“I think finding the truth in this particular situation is important because this isn't simply someone who spent all their time during a deployment on a FOB, making up stories about getting into a firefight or something,” one veteran who independently investigated Delacroix’s claims told me. “This is someone who has made claims of receiving a Purple Heart.”
That lack of credibility has serious consequences. “Sexual assault in the military is a very, very serious issue,” the veteran added, “and all Delacroix has done is help undermine other people who have either been assaulted, or could possibly come forward in the future.”
As result of all of this, I cannot stand by this story. Task & Purpose is retracting it. I don’t do this lightly. But our commitment to our audience and to the truth requires it.
The USS Eagle 56 was only five miles off the coast of Maine when it exploded.
The World War I-era patrol boat split in half, then slipped beneath the surface of the North Atlantic. The Eagle 56 had been carrying a crew of 62. Rescuers pulled 13 survivors from the water that day. It was April 23, 1945, just two weeks before the surrender of Nazi Germany.

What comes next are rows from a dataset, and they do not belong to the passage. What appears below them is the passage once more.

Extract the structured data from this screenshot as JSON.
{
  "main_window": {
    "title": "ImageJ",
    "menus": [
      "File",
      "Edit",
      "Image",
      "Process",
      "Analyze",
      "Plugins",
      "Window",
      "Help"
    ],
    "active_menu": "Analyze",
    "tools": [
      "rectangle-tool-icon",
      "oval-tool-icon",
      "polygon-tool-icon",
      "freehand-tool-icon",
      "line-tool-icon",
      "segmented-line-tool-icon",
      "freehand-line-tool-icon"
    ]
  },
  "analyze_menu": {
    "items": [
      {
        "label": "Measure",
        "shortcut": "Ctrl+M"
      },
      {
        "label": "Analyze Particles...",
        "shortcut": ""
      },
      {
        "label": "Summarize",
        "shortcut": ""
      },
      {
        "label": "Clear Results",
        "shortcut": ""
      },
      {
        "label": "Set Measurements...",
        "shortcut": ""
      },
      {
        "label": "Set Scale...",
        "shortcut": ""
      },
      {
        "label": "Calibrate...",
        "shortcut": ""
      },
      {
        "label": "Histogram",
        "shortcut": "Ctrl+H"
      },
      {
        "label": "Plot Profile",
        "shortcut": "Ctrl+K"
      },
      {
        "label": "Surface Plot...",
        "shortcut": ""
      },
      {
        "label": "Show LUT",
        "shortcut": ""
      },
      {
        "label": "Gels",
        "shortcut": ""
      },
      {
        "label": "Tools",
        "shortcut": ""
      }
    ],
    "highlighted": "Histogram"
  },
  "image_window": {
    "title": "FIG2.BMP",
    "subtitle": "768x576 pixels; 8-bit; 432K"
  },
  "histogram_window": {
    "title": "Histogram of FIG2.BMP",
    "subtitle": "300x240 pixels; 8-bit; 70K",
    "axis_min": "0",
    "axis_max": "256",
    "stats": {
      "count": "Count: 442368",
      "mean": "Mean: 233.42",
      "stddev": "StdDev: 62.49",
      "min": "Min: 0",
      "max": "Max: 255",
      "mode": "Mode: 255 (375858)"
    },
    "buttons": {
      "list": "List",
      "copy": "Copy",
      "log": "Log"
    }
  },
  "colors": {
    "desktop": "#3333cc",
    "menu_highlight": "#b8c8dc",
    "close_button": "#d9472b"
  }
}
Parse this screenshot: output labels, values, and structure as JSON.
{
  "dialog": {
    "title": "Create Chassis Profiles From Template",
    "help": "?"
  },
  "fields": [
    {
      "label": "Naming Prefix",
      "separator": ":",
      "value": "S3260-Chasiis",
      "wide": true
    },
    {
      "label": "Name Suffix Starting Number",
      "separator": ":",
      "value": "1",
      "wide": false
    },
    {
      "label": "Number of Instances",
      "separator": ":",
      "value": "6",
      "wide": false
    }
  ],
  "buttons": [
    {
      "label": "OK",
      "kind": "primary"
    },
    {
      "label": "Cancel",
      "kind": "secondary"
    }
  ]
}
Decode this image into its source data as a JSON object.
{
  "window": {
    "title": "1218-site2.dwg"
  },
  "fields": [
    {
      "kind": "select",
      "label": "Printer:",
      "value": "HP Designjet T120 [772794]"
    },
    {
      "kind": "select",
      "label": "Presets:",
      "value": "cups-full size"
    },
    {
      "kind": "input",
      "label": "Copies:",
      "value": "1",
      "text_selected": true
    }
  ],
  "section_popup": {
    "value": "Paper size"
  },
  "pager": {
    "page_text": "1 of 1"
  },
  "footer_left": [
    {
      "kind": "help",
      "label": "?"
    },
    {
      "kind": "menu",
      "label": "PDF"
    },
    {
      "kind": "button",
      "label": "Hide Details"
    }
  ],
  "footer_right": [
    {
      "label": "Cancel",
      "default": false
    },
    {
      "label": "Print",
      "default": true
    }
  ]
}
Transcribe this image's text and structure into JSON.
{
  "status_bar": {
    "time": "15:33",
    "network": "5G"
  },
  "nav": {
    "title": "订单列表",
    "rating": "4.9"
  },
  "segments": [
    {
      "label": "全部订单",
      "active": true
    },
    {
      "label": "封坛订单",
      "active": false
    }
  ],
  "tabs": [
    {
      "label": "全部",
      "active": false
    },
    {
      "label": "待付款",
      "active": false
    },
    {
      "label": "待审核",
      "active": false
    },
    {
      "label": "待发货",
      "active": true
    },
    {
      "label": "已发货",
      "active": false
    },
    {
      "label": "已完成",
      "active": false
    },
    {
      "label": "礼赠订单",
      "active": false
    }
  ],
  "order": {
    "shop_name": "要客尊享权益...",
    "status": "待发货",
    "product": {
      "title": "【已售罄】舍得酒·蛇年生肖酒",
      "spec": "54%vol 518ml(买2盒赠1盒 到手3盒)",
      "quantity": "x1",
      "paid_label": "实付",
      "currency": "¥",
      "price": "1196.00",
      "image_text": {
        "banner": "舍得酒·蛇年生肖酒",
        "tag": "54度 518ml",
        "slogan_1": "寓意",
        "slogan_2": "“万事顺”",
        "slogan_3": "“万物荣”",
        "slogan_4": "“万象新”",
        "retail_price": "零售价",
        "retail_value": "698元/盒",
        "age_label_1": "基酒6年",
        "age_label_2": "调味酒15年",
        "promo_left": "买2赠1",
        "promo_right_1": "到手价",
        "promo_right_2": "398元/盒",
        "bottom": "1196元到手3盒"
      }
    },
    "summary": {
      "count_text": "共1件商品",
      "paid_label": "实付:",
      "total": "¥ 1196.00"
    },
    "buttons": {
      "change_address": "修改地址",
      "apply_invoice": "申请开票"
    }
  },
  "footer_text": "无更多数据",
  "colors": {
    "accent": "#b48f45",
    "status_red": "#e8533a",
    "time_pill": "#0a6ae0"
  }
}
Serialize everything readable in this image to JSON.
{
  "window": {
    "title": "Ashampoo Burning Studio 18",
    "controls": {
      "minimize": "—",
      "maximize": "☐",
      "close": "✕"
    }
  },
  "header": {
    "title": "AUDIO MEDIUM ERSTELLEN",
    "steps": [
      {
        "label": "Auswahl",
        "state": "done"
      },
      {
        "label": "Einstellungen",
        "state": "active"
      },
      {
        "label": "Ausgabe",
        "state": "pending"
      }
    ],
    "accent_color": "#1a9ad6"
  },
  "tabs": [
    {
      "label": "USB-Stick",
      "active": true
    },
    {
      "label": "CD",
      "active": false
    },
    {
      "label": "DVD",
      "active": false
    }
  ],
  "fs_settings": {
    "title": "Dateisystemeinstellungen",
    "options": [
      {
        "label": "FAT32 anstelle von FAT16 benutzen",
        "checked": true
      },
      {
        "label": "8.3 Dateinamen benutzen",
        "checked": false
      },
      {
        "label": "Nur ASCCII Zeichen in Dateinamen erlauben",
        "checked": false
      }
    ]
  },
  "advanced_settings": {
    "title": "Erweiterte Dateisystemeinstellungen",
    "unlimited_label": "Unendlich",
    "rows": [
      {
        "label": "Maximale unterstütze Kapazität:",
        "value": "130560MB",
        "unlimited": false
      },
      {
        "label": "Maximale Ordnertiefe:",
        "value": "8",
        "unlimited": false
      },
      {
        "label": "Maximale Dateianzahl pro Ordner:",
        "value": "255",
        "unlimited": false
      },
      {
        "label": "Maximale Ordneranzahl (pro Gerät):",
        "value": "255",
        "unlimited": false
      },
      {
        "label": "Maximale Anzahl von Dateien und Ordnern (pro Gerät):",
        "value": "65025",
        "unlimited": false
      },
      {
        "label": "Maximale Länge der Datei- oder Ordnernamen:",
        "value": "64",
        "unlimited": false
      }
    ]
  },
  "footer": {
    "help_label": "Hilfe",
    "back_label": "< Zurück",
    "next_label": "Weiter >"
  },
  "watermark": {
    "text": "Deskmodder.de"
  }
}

The U.S. Navy classified the disaster as an accident, attributing the sinking to a blast in the boiler room. In 2001, that ruling was changed to reflect the sinking as a deliberate act of war, perpetuated by German submarine U-853, a u-boat belonging to Nazi Germany's Kriegsmarine.
Still, despite the Navy's effort to clarify the circumstances surrounding the sinking, the Eagle 56 lingered as a mystery. The ship had sunk relatively close to shore, but efforts to locate the wreck were futile for decades. No one could find the Eagle 56, a small patrol ship that had come so close to making it back home.
Then, a group of friends and amateur divers decided to try to find the wreck in 2014. After years of fruitless dives and intensive research, New England-based Nomad Exploration Team successfully located the Eagle 56 in June 2018.
Business Insider spoke to two crew members — meat truck driver Jeff Goodreau and Massachusetts Department of Corrections officer Donald Ferrara — about their discovery.
These CIA officers were the first US boots on the ground in Afghanistan after 9/11 — and one was 'Marine Todd'
Before the 5th Special Forces Group's Operational Detachment Alpha 595, before 160th Special Operations Aviation Regiment's MH-47E Chinooks, and before the Air Force combat controllers, there were a handful of CIA officers and a buttload of cash.
The last time the world saw Marine veteran Austin Tice, he had been taken prisoner by armed men. It was unclear whether his captors were jihadists or allies of Syrian dictator Bashar al Assad who were disguised as Islamic radicals.
Blindfolded and nearly out of breath, Tice spoke in Arabic before breaking into English:"Oh Jesus. Oh Jesus."
That was from a video posted on YouTube on Sept. 26, 2012, several weeks after Tice went missing near Damascus, Syria, while working as a freelance journalist for McClatchy and the Washington Post.
Now that Tice has been held in captivity for more than seven years, reporters who have regular access to President Donald Trump need to start asking him how he is going to bring Tice home.
"Shoots like a carbine, holsters like a pistol." That's the pitch behind the new Flux Defense system designed to transform the Army's brand new sidearm into a personal defense weapon.
Sometimes a joke just doesn't work.
For example, the Defense Visual Information Distribution Service tweeted and subsequently deleted a Gilbert Gottfried-esque misfire about the "Storm Area 51" movement.
On Friday DVIDSHUB tweeted a picture of a B-2 bomber on the flight line with a formation of airmen in front of it along with the caption: "The last thing #Millenials will see if they attempt the #area51raid today."